There is also an all-in-one, plastic combination frame and foundation option.

The bees can do very well on each type, the main difference being how much work a beekeeper wants to do to assemble, and then manage, the different types.

First, let’s look at the easiest options: the all-in-one plastic combination frame and the fully-assembled wood frames with plastic foundation already mounted in them. Both are ready for use immediately, as is, though you may wish to add an extra coating of beeswax to encourage the bees to start drawing comb.

The other option is buying just the frames, either assembled or unassembled, and choosing which kind of foundation to use. The frame design is slightly different depending on whether you plan to use wax or plastic foundation, so the frames are not interchangeable.

This brings you to the next decision point: plastic, or wax, or even no foundation?

Comparison table for wax, plastic, and foundationless.

 

Wax Foundation

Plastic foundation

No Foundation

Cost

About 15% more expensive; plus cost of wire and pins

Less expensive than wax

Homemade or purchased starter strip

Ease of installation

Careful installation required

Easy to snap in; you may wish to add an extra coat of wax

Just install starter strip

Bees’ acceptance

Excellent

Extra coat of wax improves acceptance

Bees will draw comb only when they need to and sometimes not full frames

Management and harvesting issues

If correctly wired, no management or harvesting issues.

Very easy to manage and extract

Very fragile at first; requires close attention to make sure comb is drawn correctly.  (See box below.)

Recovery after mouse, moth or beetle damage

Often a complete loss

Scrape, wash (if needed) and re-wax

Bees may repair small problems; otherwise discard comb and start over

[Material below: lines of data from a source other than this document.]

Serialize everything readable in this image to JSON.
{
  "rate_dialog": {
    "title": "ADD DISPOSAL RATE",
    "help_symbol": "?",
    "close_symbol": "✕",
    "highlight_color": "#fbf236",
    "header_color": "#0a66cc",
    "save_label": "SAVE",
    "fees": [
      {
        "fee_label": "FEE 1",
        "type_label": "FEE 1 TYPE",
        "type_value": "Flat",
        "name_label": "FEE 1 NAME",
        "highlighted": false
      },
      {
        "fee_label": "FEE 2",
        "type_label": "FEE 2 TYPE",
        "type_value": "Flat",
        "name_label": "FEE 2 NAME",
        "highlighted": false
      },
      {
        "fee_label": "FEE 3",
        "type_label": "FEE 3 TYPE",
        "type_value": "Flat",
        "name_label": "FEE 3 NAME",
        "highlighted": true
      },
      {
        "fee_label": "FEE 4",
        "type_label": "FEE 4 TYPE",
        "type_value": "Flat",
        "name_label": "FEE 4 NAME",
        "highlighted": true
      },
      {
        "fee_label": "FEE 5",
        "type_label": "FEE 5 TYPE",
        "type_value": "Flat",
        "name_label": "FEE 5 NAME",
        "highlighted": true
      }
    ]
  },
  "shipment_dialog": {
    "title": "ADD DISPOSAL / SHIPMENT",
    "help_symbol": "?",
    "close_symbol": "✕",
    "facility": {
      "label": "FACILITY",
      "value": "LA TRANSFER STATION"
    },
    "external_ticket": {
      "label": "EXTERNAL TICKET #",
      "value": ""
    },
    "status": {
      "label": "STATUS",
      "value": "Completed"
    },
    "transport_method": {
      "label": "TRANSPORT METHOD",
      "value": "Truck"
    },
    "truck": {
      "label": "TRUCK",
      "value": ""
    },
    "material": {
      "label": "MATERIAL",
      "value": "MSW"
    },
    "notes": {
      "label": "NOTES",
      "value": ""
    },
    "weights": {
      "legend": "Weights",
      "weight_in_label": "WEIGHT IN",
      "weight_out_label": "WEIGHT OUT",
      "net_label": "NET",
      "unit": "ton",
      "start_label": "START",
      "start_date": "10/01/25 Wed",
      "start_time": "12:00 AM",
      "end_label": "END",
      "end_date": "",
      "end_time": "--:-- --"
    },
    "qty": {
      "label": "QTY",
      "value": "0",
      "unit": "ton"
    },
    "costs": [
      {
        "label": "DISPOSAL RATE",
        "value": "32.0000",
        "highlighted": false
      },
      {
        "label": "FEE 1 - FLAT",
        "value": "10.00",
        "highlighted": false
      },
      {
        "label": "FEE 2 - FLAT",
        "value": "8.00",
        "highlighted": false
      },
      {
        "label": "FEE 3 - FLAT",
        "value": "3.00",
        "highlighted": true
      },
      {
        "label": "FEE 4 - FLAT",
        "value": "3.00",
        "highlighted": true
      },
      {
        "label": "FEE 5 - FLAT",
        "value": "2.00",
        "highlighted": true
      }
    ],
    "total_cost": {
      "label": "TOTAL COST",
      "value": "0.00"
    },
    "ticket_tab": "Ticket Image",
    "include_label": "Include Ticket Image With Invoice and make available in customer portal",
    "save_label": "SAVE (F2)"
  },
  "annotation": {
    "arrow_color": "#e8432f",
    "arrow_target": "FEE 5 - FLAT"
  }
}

What About Foundationless Combs? Going without any foundation is a popular option, after all the bees are the experts at comb-making. But it is not without its challenges, particularly when starting out with no combs in a new hive. Even if your goal is to run foundationless frames, you’ll be better off if you start with some foundation to get an initial set of combs drawn. And then insert foundationless frames between the drawn ones. With the drawn combs as guides, your bees will do a better job of making perfectly straight and even combs. Otherwise you are committing to very close supervision to make sure that your bees get their combs off to a good start. You may need to remove parts that they have started to draw incorrectly, including sacrificing brood in some sections. The bees may also draw a larger proportion of drone cells. Foundationless comb must be handled in a special way during inspections, too, because it isn’t well-attached or hardened, at first.

There really are no wrong choices here. And if you like, you can have more than one option, even in the same hive or box.

Here are some resources that may help you decide:

For wax foundation:

How to assemble wooden frames and install wax foundation.

How to use a foundation embedding kit;

How to use two alternative wax foundation attachment methods, here (support rods) and here (support pins.)

For plastic foundation:

Read about how to assemble frames here, but do not break off the wedge section along the top (that step only applies to frames used with wax foundation). You will need to order groove/groove frames to have both top and bottom slots for the foundation. The foundation is just bent slightly so it can be snapped into place.

For both plastic foundation and plastic, all-in-one frames:

Read about how to add an extra layer of beeswax, which increases the bees’ acceptance of the plastic material. We also sell plastic foundation and combination  frames with an extra amount of wax already applied if you want to buy it ready to go.

If you plan to assemble your own frames:

You might want to consider our frame assembly jig, which turns a somewhat tedious task into an assembly line process, saving time and ensuring that each frame is square and straight. Unassembled frames are less expensive than assembled ones, so the extra cost of the jig will pay for itself quickly.